Understanding the extent of an employment history report is crucial for job seekers. It emphasizes the significance of being comprehensive and truthful when writing a resume. After all, in the age of easy background checks, truth and transparency go a long way in building trust with potential employers.
So, while both the resume and the employment history report provide an overview of a candidate's professional history, they do so in various depths and from different angles. Recognizing this distinction can be extremely beneficial to both companies and job candidates.
Challenges and Concerns with Employment History Reports
Employment history reports are invaluable in the hiring process because they provide in-depth information about a candidate's professional trajectory. But, like any tool, they have challenges and concerns that both employers and job searchers should be aware of.

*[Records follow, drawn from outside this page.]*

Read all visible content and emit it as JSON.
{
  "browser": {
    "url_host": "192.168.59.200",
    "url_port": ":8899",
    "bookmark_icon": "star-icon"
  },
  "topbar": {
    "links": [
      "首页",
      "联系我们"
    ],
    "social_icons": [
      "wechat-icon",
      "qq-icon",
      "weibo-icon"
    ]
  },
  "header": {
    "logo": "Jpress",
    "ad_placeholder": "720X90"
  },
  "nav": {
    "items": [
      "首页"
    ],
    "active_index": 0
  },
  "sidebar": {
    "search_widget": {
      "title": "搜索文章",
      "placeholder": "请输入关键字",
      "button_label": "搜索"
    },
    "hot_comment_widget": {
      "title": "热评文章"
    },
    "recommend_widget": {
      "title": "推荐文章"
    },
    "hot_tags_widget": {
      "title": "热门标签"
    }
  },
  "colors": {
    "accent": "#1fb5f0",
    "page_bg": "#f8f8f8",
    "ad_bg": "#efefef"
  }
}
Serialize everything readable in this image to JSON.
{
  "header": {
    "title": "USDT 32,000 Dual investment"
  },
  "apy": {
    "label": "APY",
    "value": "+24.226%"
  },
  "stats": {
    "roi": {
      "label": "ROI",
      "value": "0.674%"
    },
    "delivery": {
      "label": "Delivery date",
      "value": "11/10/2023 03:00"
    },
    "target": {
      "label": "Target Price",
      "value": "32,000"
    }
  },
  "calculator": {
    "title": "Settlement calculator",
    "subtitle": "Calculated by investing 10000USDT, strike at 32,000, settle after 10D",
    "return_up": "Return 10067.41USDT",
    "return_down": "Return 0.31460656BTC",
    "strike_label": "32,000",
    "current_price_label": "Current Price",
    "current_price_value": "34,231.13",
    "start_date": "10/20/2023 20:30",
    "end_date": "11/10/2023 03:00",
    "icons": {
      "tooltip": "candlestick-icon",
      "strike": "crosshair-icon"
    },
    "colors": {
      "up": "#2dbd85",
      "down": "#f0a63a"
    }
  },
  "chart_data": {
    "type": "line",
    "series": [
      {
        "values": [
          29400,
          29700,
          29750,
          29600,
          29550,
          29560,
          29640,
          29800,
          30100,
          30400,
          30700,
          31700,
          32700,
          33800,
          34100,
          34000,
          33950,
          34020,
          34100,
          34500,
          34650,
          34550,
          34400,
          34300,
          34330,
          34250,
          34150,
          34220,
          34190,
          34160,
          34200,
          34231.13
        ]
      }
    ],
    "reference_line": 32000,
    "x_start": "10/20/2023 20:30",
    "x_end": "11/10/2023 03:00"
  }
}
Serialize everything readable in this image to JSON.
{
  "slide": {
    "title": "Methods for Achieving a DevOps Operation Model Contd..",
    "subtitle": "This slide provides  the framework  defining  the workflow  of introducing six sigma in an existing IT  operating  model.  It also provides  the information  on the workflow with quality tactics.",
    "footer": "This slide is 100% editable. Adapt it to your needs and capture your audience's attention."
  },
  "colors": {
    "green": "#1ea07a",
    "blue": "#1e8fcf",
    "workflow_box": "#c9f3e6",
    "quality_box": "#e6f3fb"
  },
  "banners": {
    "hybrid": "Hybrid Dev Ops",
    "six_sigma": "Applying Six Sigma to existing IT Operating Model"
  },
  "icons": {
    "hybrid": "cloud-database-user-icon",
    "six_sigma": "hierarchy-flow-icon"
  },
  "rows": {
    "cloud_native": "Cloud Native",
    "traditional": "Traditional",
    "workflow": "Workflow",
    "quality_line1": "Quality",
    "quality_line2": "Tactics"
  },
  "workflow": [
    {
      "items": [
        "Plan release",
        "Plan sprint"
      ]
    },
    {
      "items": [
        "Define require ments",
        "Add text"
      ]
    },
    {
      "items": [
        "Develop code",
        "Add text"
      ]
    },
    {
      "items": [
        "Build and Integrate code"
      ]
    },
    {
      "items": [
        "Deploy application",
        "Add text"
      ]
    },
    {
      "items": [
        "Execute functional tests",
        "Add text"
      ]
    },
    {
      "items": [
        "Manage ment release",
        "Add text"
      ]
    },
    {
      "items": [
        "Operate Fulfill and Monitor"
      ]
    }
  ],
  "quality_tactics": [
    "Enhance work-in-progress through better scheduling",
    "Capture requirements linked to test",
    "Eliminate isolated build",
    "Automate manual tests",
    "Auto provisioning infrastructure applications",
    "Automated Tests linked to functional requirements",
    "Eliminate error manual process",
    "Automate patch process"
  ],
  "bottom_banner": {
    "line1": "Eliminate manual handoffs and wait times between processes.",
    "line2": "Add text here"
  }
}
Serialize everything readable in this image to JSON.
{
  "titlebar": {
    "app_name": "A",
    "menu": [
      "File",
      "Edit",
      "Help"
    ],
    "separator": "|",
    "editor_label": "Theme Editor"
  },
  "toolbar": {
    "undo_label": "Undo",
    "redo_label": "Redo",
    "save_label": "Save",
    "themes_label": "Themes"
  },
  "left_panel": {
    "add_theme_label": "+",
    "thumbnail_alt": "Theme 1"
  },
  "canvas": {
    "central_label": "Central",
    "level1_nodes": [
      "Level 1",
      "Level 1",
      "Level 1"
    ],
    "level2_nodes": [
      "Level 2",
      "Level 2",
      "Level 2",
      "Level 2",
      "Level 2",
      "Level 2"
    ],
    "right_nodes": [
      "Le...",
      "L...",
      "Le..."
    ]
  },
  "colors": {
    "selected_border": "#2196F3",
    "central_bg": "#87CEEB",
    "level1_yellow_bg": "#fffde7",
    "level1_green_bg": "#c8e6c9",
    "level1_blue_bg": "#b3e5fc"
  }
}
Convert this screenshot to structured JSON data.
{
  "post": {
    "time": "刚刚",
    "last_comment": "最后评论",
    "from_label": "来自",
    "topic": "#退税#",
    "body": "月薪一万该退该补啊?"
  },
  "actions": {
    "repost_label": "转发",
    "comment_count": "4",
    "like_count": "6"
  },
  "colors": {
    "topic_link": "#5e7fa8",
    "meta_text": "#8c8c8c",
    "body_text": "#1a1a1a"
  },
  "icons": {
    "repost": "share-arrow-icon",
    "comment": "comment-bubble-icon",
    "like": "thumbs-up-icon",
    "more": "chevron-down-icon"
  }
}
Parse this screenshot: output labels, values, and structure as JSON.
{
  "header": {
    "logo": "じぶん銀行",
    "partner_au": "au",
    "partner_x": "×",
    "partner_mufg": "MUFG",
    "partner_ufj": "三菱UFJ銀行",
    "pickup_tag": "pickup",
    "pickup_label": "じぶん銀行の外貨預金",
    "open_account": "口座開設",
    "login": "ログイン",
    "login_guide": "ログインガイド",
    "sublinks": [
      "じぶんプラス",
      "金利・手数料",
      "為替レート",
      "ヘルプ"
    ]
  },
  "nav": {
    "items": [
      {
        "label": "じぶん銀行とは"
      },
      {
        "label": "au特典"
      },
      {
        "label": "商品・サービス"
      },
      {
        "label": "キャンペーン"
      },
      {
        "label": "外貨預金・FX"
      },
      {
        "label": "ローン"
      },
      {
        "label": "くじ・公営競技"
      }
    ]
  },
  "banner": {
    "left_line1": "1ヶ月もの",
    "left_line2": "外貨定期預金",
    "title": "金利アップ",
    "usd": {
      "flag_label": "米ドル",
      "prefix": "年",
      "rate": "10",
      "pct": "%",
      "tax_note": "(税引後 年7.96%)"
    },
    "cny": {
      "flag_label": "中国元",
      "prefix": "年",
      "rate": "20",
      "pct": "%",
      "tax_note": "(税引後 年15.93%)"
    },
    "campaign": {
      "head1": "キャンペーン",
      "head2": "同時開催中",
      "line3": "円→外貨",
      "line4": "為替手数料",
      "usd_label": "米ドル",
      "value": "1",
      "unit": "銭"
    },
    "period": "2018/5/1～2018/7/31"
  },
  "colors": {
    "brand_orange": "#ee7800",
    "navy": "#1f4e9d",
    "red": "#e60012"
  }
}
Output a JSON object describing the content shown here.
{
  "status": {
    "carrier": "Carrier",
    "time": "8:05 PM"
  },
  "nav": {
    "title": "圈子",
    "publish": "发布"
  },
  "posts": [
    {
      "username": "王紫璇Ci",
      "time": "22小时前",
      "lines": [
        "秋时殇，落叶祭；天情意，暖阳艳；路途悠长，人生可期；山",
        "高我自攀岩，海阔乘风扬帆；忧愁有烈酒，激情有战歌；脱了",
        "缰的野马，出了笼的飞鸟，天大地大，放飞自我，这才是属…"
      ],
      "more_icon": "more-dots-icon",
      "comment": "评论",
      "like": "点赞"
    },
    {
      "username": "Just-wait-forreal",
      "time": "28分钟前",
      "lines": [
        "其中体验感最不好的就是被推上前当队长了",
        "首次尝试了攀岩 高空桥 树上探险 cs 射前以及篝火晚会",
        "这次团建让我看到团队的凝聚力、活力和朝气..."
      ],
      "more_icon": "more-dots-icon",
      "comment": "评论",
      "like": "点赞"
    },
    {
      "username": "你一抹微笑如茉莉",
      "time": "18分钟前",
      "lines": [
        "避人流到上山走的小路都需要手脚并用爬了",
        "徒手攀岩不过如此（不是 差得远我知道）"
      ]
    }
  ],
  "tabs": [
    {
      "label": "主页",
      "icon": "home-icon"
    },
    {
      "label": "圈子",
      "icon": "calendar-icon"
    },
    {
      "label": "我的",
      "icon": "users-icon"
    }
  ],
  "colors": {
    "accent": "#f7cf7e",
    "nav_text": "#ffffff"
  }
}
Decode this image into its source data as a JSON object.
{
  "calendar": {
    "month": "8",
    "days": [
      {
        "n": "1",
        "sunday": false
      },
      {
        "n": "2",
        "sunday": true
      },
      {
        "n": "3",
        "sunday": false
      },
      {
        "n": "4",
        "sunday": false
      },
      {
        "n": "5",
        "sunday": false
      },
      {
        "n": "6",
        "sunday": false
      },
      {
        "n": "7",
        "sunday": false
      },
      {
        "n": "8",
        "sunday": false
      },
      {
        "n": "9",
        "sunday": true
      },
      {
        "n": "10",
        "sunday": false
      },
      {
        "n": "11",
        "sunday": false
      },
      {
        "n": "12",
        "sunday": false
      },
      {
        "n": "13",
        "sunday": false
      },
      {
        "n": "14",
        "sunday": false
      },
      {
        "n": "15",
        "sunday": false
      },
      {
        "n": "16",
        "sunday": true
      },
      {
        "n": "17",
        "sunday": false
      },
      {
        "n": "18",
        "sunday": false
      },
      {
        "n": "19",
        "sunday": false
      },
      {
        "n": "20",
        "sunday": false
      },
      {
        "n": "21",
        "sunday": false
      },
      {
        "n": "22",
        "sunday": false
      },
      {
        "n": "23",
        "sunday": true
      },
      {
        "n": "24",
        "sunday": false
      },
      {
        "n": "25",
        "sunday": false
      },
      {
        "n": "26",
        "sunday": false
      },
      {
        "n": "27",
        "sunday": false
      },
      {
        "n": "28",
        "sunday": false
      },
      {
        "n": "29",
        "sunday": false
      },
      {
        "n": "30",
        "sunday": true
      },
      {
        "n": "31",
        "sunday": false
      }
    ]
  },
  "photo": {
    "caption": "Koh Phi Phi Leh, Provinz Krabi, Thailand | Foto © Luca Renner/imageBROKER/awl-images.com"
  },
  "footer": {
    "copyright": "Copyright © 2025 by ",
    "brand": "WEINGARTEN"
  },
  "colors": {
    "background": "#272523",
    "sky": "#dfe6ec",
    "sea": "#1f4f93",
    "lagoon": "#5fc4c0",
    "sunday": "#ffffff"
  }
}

Inaccuracies in Reports – The Unintended Errors
Inaccuracies are one of the primary concerns. Occasionally, an employment history report may contain errors, such as an incorrect start or end date for a particular position or the omission of a job entirely. These inaccuracies can occur for a variety of reasons, including clerical errors, database mix-ups, or misinformation from previous employers.
Such discrepancies can be alarming for a prospective employee, possibly portraying an inaccurate picture of their career trajectory.
While employment history reports aim to be comprehensive, they may not always capture the full spectrum of a person's work experience. Freelance work, short-term contracts, and informal positions may not be included in the report.
This can be especially challenging in the modern freelance economy, where many professionals choose nontraditional career paths.
Understanding Gaps in Employment
Gaps in employment, often visible in employment history reports, can also be a point of contention. While career interruptions can occur for valid reasons, such as advancing one's education, personal health, or family care, they can also be seen poorly, implying inconsistency or a lack of dedication.
Addressing Concerns – Recommendations for Employers
- Always cross-reference the applicant's resume and interview responses with the employment history report.
- Approach gaps or inconsistencies with an open mind. Allow candidates to explain any discrepancies or gaps, recognizing that traditional career paths are evolving.
- Verify the credibility of the sources or organizations providing these reports to reduce the likelihood of receiving inaccurate data.
Guidance for Job Seekers – Staying Ahead of the Game
- Regularly verify the accuracy of your employment history report.
- Be ready to explain any discrepancies or gaps during the interview process. Transparency is critical.
- Keep records of all employment, including freelance or informal gigs, to provide a complete picture if required.
The employment history report is essential for both job applicants and employers. It is a reflection of the applicant's professional journey, highlighting their experiences, development, and potential. Being aware of its contents and ensuring its accuracy can make the difference in securing that coveted job offer.
For employers, it is a valuable tool for assessing a candidate's suitability for a position, allowing for a deeper understanding than a resume or interview alone. It provides information regarding consistency, growth patterns, and potential red flags, all of which can help make informed recruitment decisions.
As the job market changes and new challenges arise, it will become all the more important to be informed about the nuances and importance of the employment history report. To all the readers out there, whether you're gearing up for a job application or involved in the hiring process, take a moment to cast a deeper look at these reports. Their value is undeniable, and being well-prepared in this aspect can pave the way for successful professional interactions.Run A Free Background Search